• LaBella Associates

#Engineers Week: Spotlight on Electrical Engineer Melissa Hernandez-Bernier

It's #Engineer Week! Founded by NSPE in 1951, EWeek (February 21–27, 2016) is dedicated to ensuring a diverse and well-educated future engineering workforce by increasing understanding of and interest in engineering and technology careers. Learn more here. All week LaBella will be highlighting our diverse group of engineering disciplines. Today, meet Melissa Hernandez-Bernier, an electrical engineer.

Melissa Hernandez-Bernier

Name: Melissa Hernandez-Bernier, EIT, LEED GA

Alma Mater: University of Puerto Rico at Mayaguez

What kind of engineer are you (discipline) and what does that mean in layman's terms? Building Electrical Engineer- Electrical engineers are responsible for designing a safe and reliable electrical system from the generation plant (in my case from the utility pole) to the lights and outlets of a building where you plug in your electronic devices. I work in systems for schools, office spaces, commercial buildings, and etc.

What do you like most about being an engineer? I like not to do the same thing every day. So one day I can be out in the field making a building assessments or taking light readings at a parking lot at night. In the office, I can do lighting design modeling, power, communications and fire alarm design systems. I can work on a school, office, retail space, roadway, parking lots, etc.

What do you like least about being an engineer? There are still few women.

Tell us about a project that you’re proud of. Niagara Falls NY State Park Improvements Project. Being such a recognized landmark in the US, this project not only carried the responsibility of improving visitor’s experience coming to the park each year, but it also represented several challenges to the design team such as upgrading an electric service system more than 50 years old. There was no updated survey base mapping, and underground utility design/coordination had to account for more than 7 construction staging phases to limit the park’s partial closures to the public. So every phase of design had to take into account future phases and provide adequate yet flexible infrastructure.

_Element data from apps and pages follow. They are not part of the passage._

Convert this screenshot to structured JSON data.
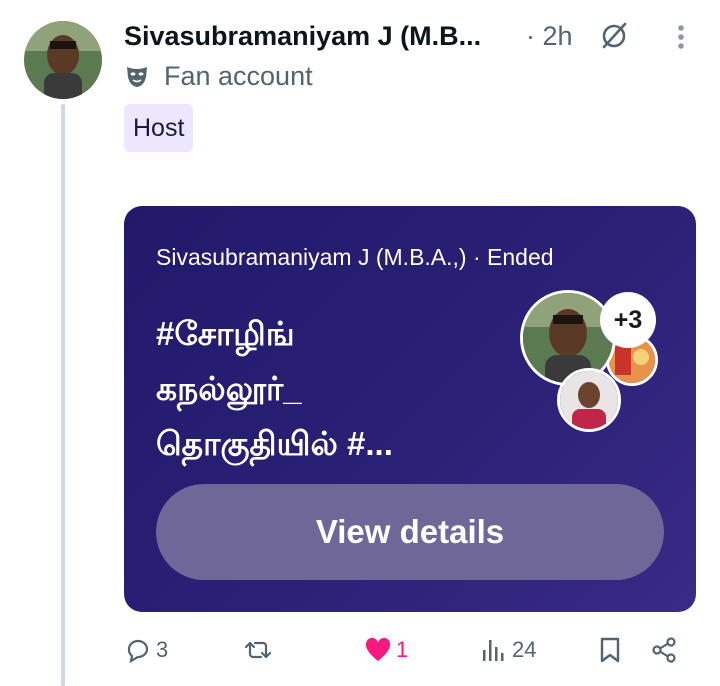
{
  "post": {
    "author_name": "Sivasubramaniyam J (M.B...",
    "time": "· 2h",
    "label": "Fan account",
    "host_badge": "Host"
  },
  "space_card": {
    "meta": "Sivasubramaniyam J (M.B.A.,) · Ended",
    "title_lines": [
      "#சோழிங்",
      "கநல்லூர்_",
      "தொகுதியில் #..."
    ],
    "extra_speakers": "+3",
    "button_label": "View details"
  },
  "actions": {
    "replies": "3",
    "reposts": "",
    "likes": "1",
    "views": "24"
  },
  "colors": {
    "card_bg": "#22196b",
    "like": "#f91880",
    "host_badge_bg": "#ece7fd"
  },
  "icons": [
    "mask-icon",
    "grok-icon",
    "more-icon",
    "reply-icon",
    "repost-icon",
    "heart-icon",
    "views-icon",
    "bookmark-icon",
    "share-icon"
  ]
}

Each completed phase had to be in working order, with minimum power/lighting interruptions. Walkway, parking lot, step and accent lighting were designed with LED technology. Outdoor motion sensing control was provided in parking lot areas to maximize energy savings without compromising visitor’s safety. New electric vehicle charging stations, a new computer-based revenue control system, new visitor’s restrooms, concessions and ticketing were all included. It was also the first time I was introduced to landscape lighting in the design of the Niagara River Rapids which highlighted areas along the river.

What advice would you give someone thinking of becoming an engineer? What does the future hold for engineering? I think engineering (in general) in the consulting business is gearing towards more collaborative interdisciplinary processes, which makes you better understand and visualize other disciplines and how they affect your work and vice versa.

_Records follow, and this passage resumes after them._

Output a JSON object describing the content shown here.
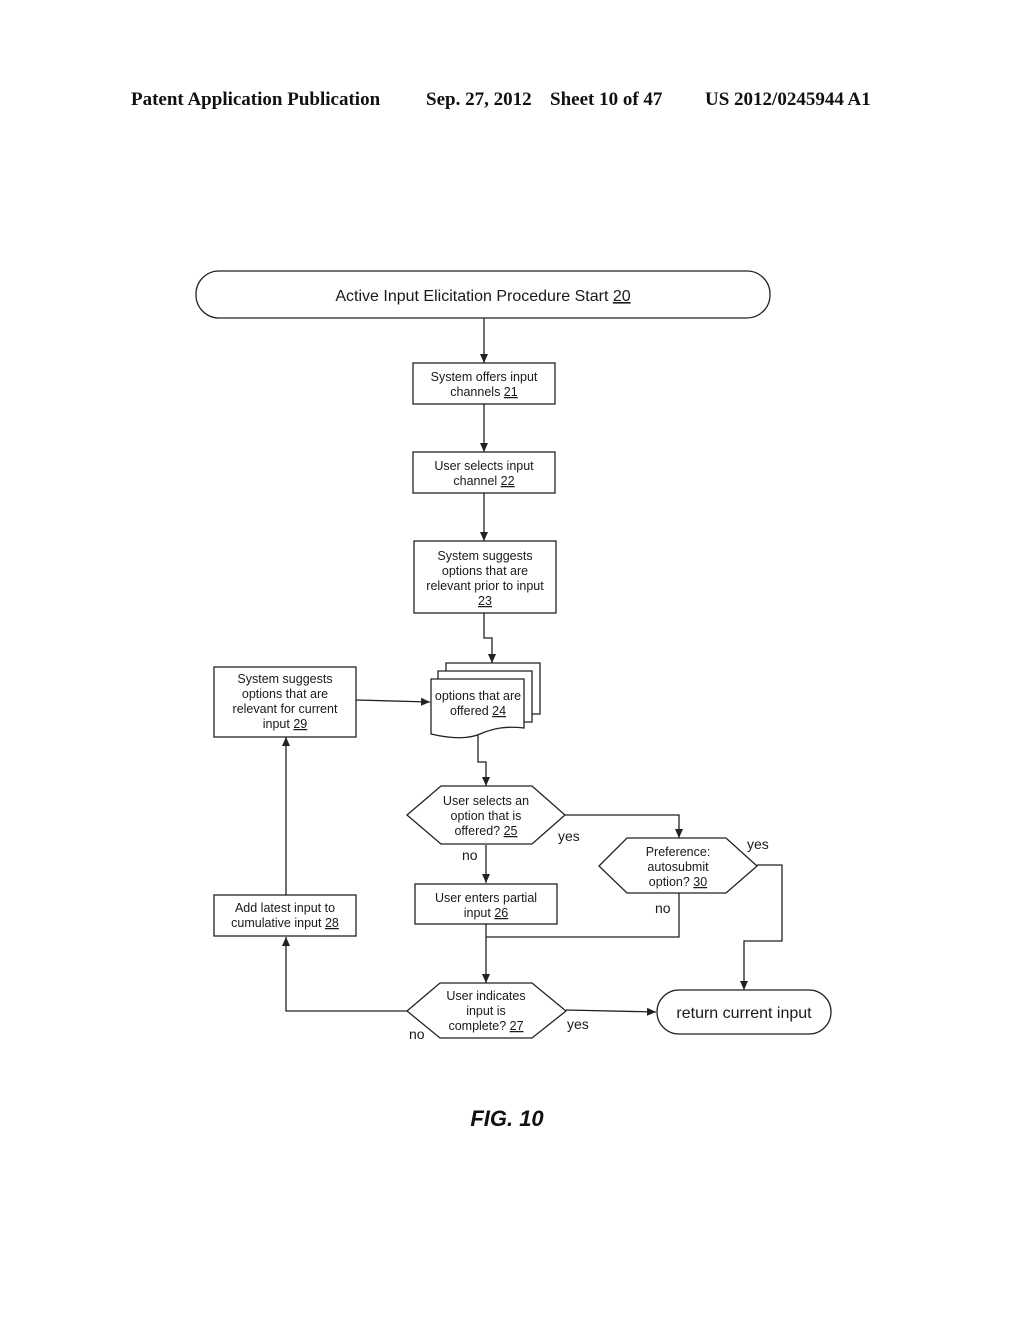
{
  "header": {
    "publication": "Patent Application Publication",
    "date": "Sep. 27, 2012",
    "sheet": "Sheet 10 of 47",
    "number": "US 2012/0245944 A1"
  },
  "flowchart": {
    "start": {
      "text": "Active Input Elicitation Procedure Start ",
      "ref": "20"
    },
    "nodes": {
      "n21": {
        "lines": [
          "System offers input",
          "channels "
        ],
        "ref": "21"
      },
      "n22": {
        "lines": [
          "User selects input",
          "channel "
        ],
        "ref": "22"
      },
      "n23": {
        "lines": [
          "System suggests",
          "options that are",
          "relevant prior to input",
          ""
        ],
        "ref": "23"
      },
      "n24": {
        "lines": [
          "options that are",
          "offered "
        ],
        "ref": "24"
      },
      "n25": {
        "lines": [
          "User selects an",
          "option that is",
          "offered? "
        ],
        "ref": "25"
      },
      "n26": {
        "lines": [
          "User enters partial",
          "input "
        ],
        "ref": "26"
      },
      "n27": {
        "lines": [
          "User indicates",
          "input is",
          "complete? "
        ],
        "ref": "27"
      },
      "n28": {
        "lines": [
          "Add latest input to",
          "cumulative input "
        ],
        "ref": "28"
      },
      "n29": {
        "lines": [
          "System suggests",
          "options that are",
          "relevant for current",
          "input "
        ],
        "ref": "29"
      },
      "n30": {
        "lines": [
          "Preference:",
          "autosubmit",
          "option? "
        ],
        "ref": "30"
      },
      "end": {
        "text": "return current input"
      }
    },
    "edge_labels": {
      "n25_yes": "yes",
      "n25_no": "no",
      "n30_yes": "yes",
      "n30_no": "no",
      "n27_yes": "yes",
      "n27_no": "no"
    }
  },
  "figure_caption": "FIG. 10"
}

This, along with a growing demand for more energy efficient building systems and the ever changing technology, is creating a design environment of constant change for engineers, which requires a continuous effort of updating your design skills and knowledge to keep up with the changes.

I would advise anyone interested in becoming an engineer to spend some time with an engineer at work, to clarify misconceptions about engineering.

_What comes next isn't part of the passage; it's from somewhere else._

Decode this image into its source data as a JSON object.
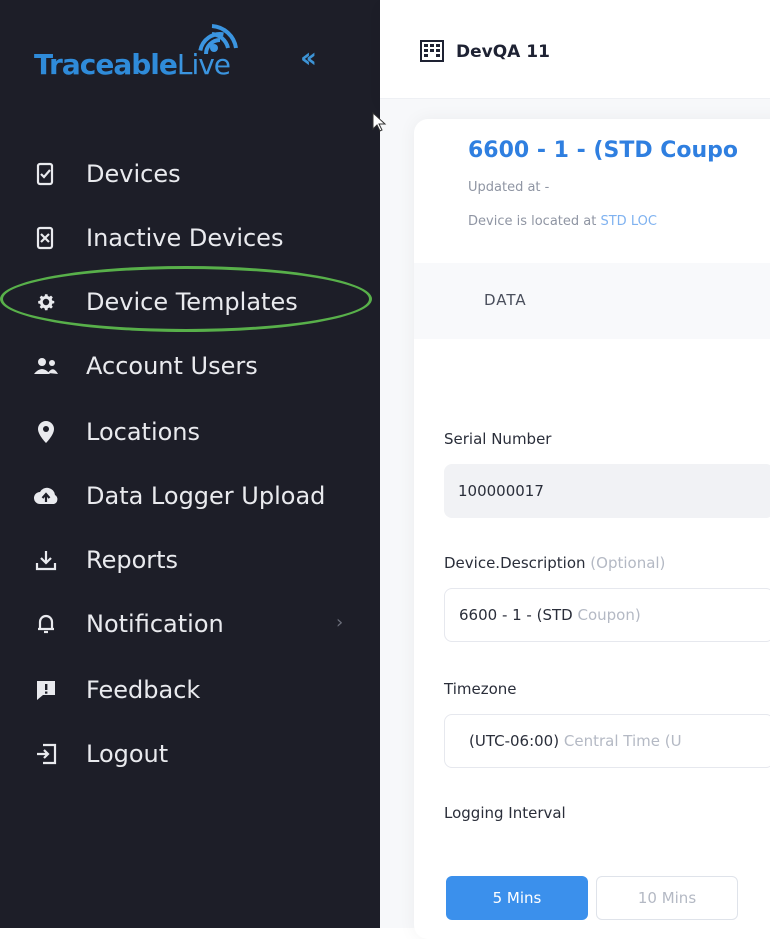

What do you enjoy doing outside of work? Exercise, cooking, home decorating projects, travel and photography.

What do you like about working at LaBella? I really like it’s diversified working portfolio, as it gives employees the chance to explore different fields. I also like that it’s a professional firm inside and out and encourages a professional work environment.

#Engineerweek #labellapersonnel